In the embodiment in accordance with FIG. 4, the projectors 3, 3′ and the cameras 4, 4′ are each adjustable. The adjustability of the projector 3 and of the camera 4 is described in the following. The projector 3′ and the camera 4′ are adjustable in a corresponding manner.

The rail 8 is fastened approximately at its center to a feed axle 15. The rail can be displaced in the direction of the double arrow 16, that is in the direction of the axis 5, by an actuation of the feed axle 15. An adjustment in this direction serves the adaptation of the projector 3 and of the camera 4 to different tire widths. The projector 3 and the camera 4 are moved so far along the feed axle 15 in the direction of the double arrow 16 until the surface 1 of the tire is focused.

The rail 8 can furthermore be fed in the direction of the double arrow 17. As the rail 8 moves, the projector 3 fixedly mounted thereon and the camera 4 fixedly mounted thereon move. By a feed in the direction of the double arrow 17, that is in a horizontal plane in a direction perpendicular to the axis 5, the position of the projector 3 and the camera 4 can be adapted to different tire diameters.

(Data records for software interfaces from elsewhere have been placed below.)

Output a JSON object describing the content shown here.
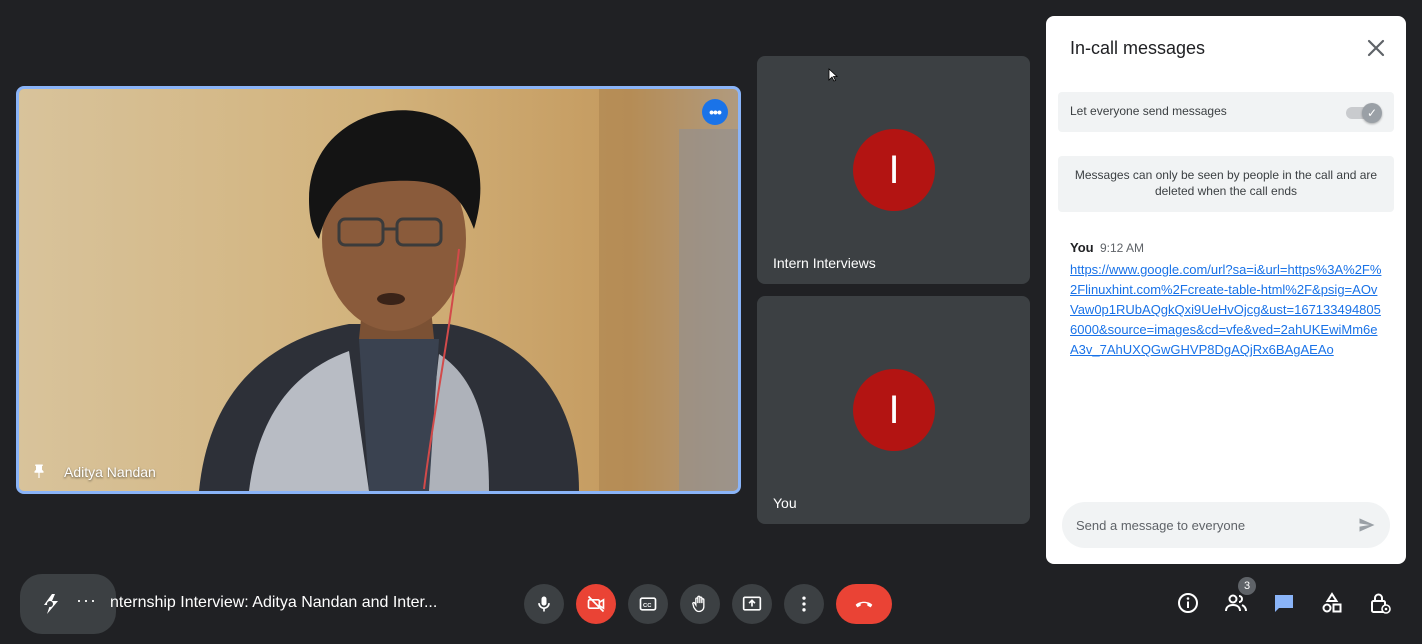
{
  "main_tile": {
    "participant_name": "Aditya Nandan",
    "menu_icon": "more-options-icon",
    "pin_icon": "pin-icon"
  },
  "side_tiles": [
    {
      "name": "Intern Interviews",
      "initial": "I",
      "avatar_color": "#b31412"
    },
    {
      "name": "You",
      "initial": "I",
      "avatar_color": "#b31412"
    }
  ],
  "chat_panel": {
    "title": "In-call messages",
    "toggle_label": "Let everyone send messages",
    "toggle_on": true,
    "notice": "Messages can only be seen by people in the call and are deleted when the call ends",
    "messages": [
      {
        "sender": "You",
        "time": "9:12 AM",
        "text": "https://www.google.com/url?sa=i&url=https%3A%2F%2Flinuxhint.com%2Fcreate-table-html%2F&psig=AOvVaw0p1RUbAQgkQxi9UeHvOjcg&ust=1671334948056000&source=images&cd=vfe&ved=2ahUKEwiMm6eA3v_7AhUXQGwGHVP8DgAQjRx6BAgAEAo"
      }
    ],
    "composer_placeholder": "Send a message to everyone"
  },
  "bottom_bar": {
    "meeting_title": "nternship Interview: Aditya Nandan and Inter...",
    "participants_count": "3",
    "controls": [
      "microphone-icon",
      "camera-off-icon",
      "captions-icon",
      "raise-hand-icon",
      "present-screen-icon",
      "more-options-icon",
      "end-call-icon"
    ],
    "right_icons": [
      "info-icon",
      "people-icon",
      "chat-icon",
      "activities-icon",
      "host-controls-icon"
    ]
  },
  "colors": {
    "background": "#202124",
    "tile": "#3c4043",
    "accent": "#8ab4f8",
    "red": "#ea4335",
    "link": "#1a73e8"
  }
}
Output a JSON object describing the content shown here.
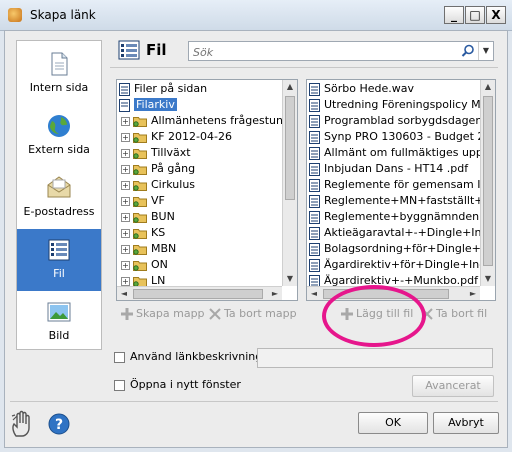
{
  "window": {
    "title": "Skapa länk",
    "controls": {
      "minimize": "_",
      "maximize": "□",
      "close": "X"
    }
  },
  "sidebar": {
    "items": [
      {
        "label": "Intern sida",
        "icon": "page-icon"
      },
      {
        "label": "Extern sida",
        "icon": "globe-icon"
      },
      {
        "label": "E-postadress",
        "icon": "envelope-icon"
      },
      {
        "label": "Fil",
        "icon": "file-list-icon",
        "active": true
      },
      {
        "label": "Bild",
        "icon": "image-icon"
      }
    ]
  },
  "panel": {
    "title": "Fil"
  },
  "search": {
    "placeholder": "Sök",
    "value": ""
  },
  "tree": {
    "root": "Filer på sidan",
    "selected": "Filarkiv",
    "folders": [
      "Allmänhetens frågestund",
      "KF 2012-04-26",
      "Tillväxt",
      "På gång",
      "Cirkulus",
      "VF",
      "BUN",
      "KS",
      "MBN",
      "ON",
      "LN"
    ]
  },
  "files": [
    "Sörbo Hede.wav",
    "Utredning Föreningspolicy Mu",
    "Programblad sorbygdsdagen.",
    "Synp PRO 130603 - Budget 2",
    "Allmänt om fullmäktiges uppdr",
    "Inbjudan Dans - HT14 .pdf",
    "Reglemente för gemensam IT",
    "Reglemente+MN+fastställt+k",
    "Reglemente+byggnämnden+",
    "Aktieägaravtal+-+Dingle+Ind",
    "Bolagsordning+för+Dingle+In",
    "Ägardirektiv+för+Dingle+Ind",
    "Ägardirektiv+-+Munkbo.pdf"
  ],
  "actions": {
    "create_folder": "Skapa mapp",
    "delete_folder": "Ta bort mapp",
    "add_file": "Lägg till fil",
    "delete_file": "Ta bort fil"
  },
  "options": {
    "use_description": "Använd länkbeskrivning:",
    "description_value": "",
    "open_new_window": "Öppna i nytt fönster",
    "advanced": "Avancerat"
  },
  "footer": {
    "ok": "OK",
    "cancel": "Avbryt"
  },
  "colors": {
    "selection": "#3b79c9",
    "annotation_circle": "#e6168c"
  }
}
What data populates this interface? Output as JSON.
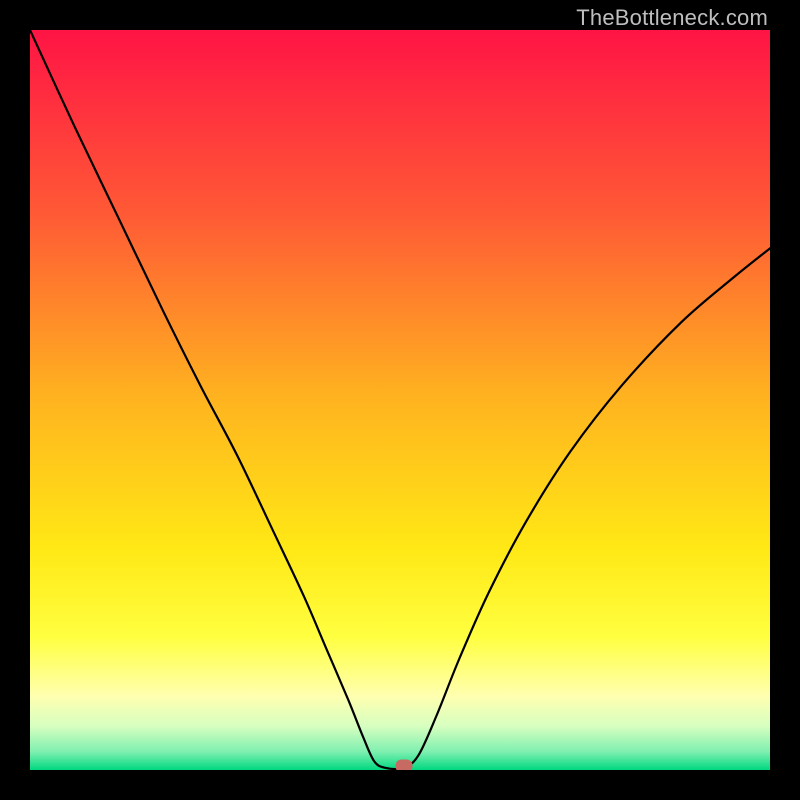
{
  "watermark": {
    "text": "TheBottleneck.com"
  },
  "chart_data": {
    "type": "line",
    "title": "",
    "xlabel": "",
    "ylabel": "",
    "xlim": [
      0,
      100
    ],
    "ylim": [
      0,
      100
    ],
    "background_gradient": {
      "stops": [
        {
          "pos": 0.0,
          "color": "#FF1445"
        },
        {
          "pos": 0.25,
          "color": "#FF5A35"
        },
        {
          "pos": 0.5,
          "color": "#FFB41F"
        },
        {
          "pos": 0.7,
          "color": "#FFE815"
        },
        {
          "pos": 0.82,
          "color": "#FFFF40"
        },
        {
          "pos": 0.9,
          "color": "#FFFFB0"
        },
        {
          "pos": 0.94,
          "color": "#D8FFC0"
        },
        {
          "pos": 0.975,
          "color": "#80F0B0"
        },
        {
          "pos": 1.0,
          "color": "#00D880"
        }
      ]
    },
    "series": [
      {
        "name": "bottleneck-curve",
        "color": "#000000",
        "stroke_width": 2.2,
        "points": [
          {
            "x": 0.0,
            "y": 100.0
          },
          {
            "x": 6.0,
            "y": 87.0
          },
          {
            "x": 12.0,
            "y": 74.5
          },
          {
            "x": 18.0,
            "y": 62.0
          },
          {
            "x": 23.0,
            "y": 52.0
          },
          {
            "x": 28.0,
            "y": 42.5
          },
          {
            "x": 33.0,
            "y": 32.0
          },
          {
            "x": 37.0,
            "y": 23.5
          },
          {
            "x": 40.0,
            "y": 16.5
          },
          {
            "x": 43.0,
            "y": 9.5
          },
          {
            "x": 45.0,
            "y": 4.5
          },
          {
            "x": 46.5,
            "y": 1.2
          },
          {
            "x": 48.0,
            "y": 0.3
          },
          {
            "x": 50.5,
            "y": 0.3
          },
          {
            "x": 52.5,
            "y": 2.0
          },
          {
            "x": 55.0,
            "y": 7.5
          },
          {
            "x": 58.0,
            "y": 15.0
          },
          {
            "x": 62.0,
            "y": 24.0
          },
          {
            "x": 67.0,
            "y": 33.5
          },
          {
            "x": 73.0,
            "y": 43.0
          },
          {
            "x": 80.0,
            "y": 52.0
          },
          {
            "x": 88.0,
            "y": 60.5
          },
          {
            "x": 95.0,
            "y": 66.5
          },
          {
            "x": 100.0,
            "y": 70.5
          }
        ]
      }
    ],
    "marker": {
      "x": 50.5,
      "y": 0.5,
      "color": "#C76A62"
    }
  }
}
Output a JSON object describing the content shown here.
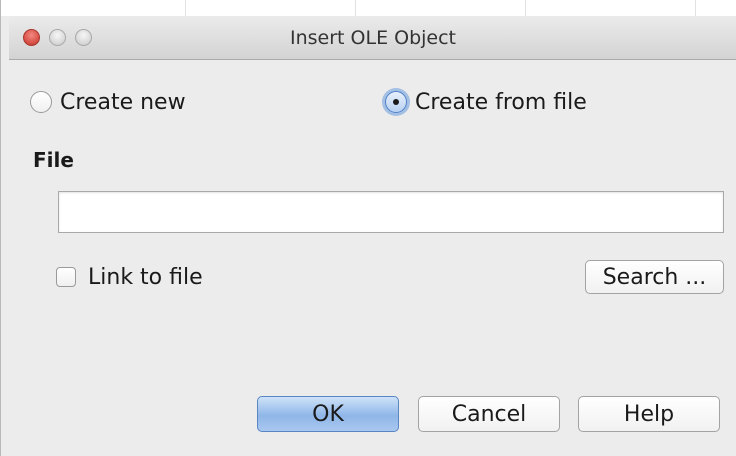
{
  "window": {
    "title": "Insert OLE Object"
  },
  "options": {
    "create_new_label": "Create new",
    "create_from_file_label": "Create from file",
    "selected": "create_from_file"
  },
  "file": {
    "label": "File",
    "value": "",
    "link_to_file_label": "Link to file",
    "link_to_file_checked": false,
    "search_button_label": "Search ..."
  },
  "buttons": {
    "ok_label": "OK",
    "cancel_label": "Cancel",
    "help_label": "Help"
  },
  "colors": {
    "dialog_background": "#ececec",
    "default_button_accent": "#8fb6e8",
    "close_button": "#d9534a"
  }
}
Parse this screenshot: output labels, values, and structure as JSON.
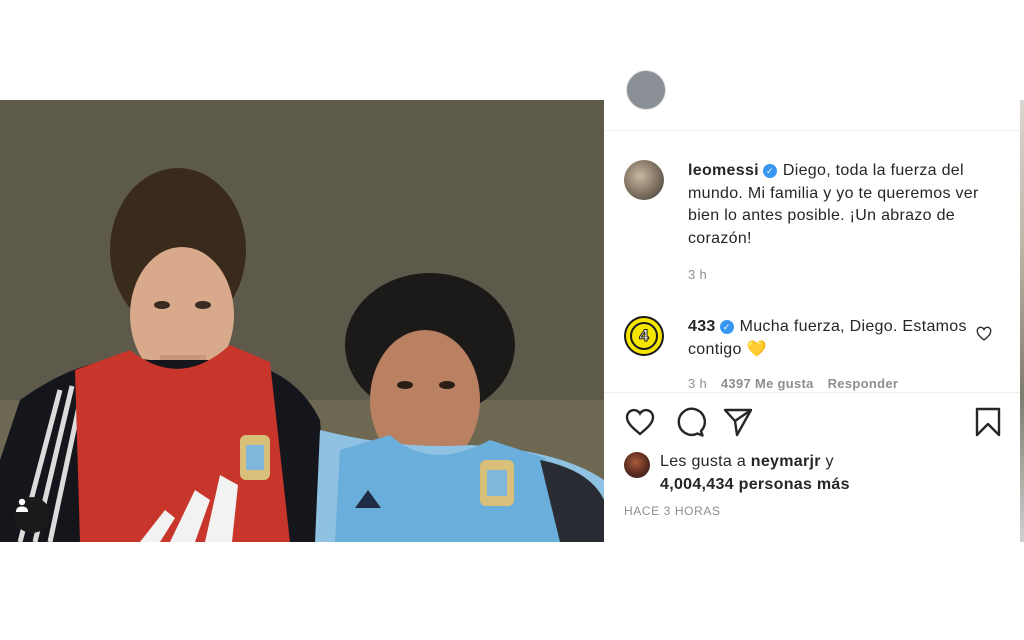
{
  "comments": [
    {
      "username": "leomessi",
      "text": "Diego, toda la fuerza del mundo. Mi familia y yo te queremos ver bien lo antes posible. ¡Un abrazo de corazón!",
      "time": "3 h"
    },
    {
      "username": "433",
      "avatar_text": "4",
      "text": "Mucha fuerza, Diego. Estamos contigo 💛",
      "time": "3 h",
      "likes": "4397 Me gusta",
      "reply": "Responder"
    }
  ],
  "likes": {
    "prefix": "Les gusta a",
    "user": "neymarjr",
    "connector": "y",
    "count": "4,004,434 personas más"
  },
  "timestamp": "HACE 3 HORAS",
  "colors": {
    "verified": "#3897f0",
    "muted_text": "#8e8e8e",
    "text": "#262626",
    "bib_red": "#c8362b",
    "bib_blue": "#6aaedb"
  },
  "icons": {
    "like": "heart-icon",
    "comment": "speech-bubble-icon",
    "share": "paper-plane-icon",
    "save": "bookmark-icon",
    "tag": "person-icon",
    "verified": "verified-badge-icon"
  }
}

Instead of the feed possibility in the direction of the double arrow 17, a feed possibility in a direction perpendicular to the image plane can also be realized.

Patent Citations
Cited PatentFiling datePublication dateApplicantTitle
US6433874 *Apr 16, 2001Aug 13, 2002Bandag Licensing CorporationElectronic shearography apparatus for producing animation of shearogram images
US20010021025 *Apr 16, 2001Sep 13, 2001Lindsay John S.Shearographic imaging machine
US20010040682 *Jul 17, 2001Nov 15, 2001John LindsayShearographic imaging machine
US20040165180 *Feb 20, 2004Aug 26, 2004David VoellerMethod and apparatus for vehicle service system with imaging components
Referenced by
Citing PatentFiling datePublication dateApplicantTitle
US7805987 *Aug 19, 2008Oct 5, 2010Smith Bradley RSystem and method for pneumatic tire defect detection
US7856869 *Mar 30, 2007Dec 28, 2010Stefan DenglerDevice and method for checking a tire in particular by means of an interferometric measuring method
US8305436 *Oct 19, 2007Nov 6, 2012Bridgestone CorporationSeparation filter selection device and tire inspection device
US8452072 *Nov 12, 2008May 28, 2013Kabushiki Kaisha BridgestoneMethod and apparatus for inspecting tire shape
US8618924 *May 13, 2010Dec 31, 2013Kabushiki Kaisha BridgestoneTire inspection apparatus
US20100026799 *Oct 19, 2007Feb 4, 2010Bridgestone CorporationSeparation filter selection device and tire inspection device
US20100296738 *Nov 12, 2008Nov 25, 2010Kabushiki Kaisha BridgestoneMethod and apparatus for inspecting tire shape
US20120092149 *May 13, 2010Apr 19, 2012Kabushiki Kaisha BridgestoneTire inspection apparatus
Classifications
U.S. Classification73/146, 378/61
International ClassificationG01M17/02
Cooperative ClassificationG01B11/25, G01M17/027
European ClassificationG01B11/25, G01M17/02G
Legal Events
DateCodeEventDescription
Jan 20, 2011FPAYFee payment
Year of fee payment: 4
Oct 7, 2005ASAssignment
Owner name: STEINBICHLER OPTOTECHNIK GMBH, GERMANY
Free format text: ASSIGNMENT OF ASSIGNORS INTEREST;ASSIGNORS:NOSEKABEL, ERNST-HEINRICH;STEINBICHLER, DR. HANS;STEINBICHLER, DR. MARCUS;REEL/FRAME:017071/0240
Effective date: 20050909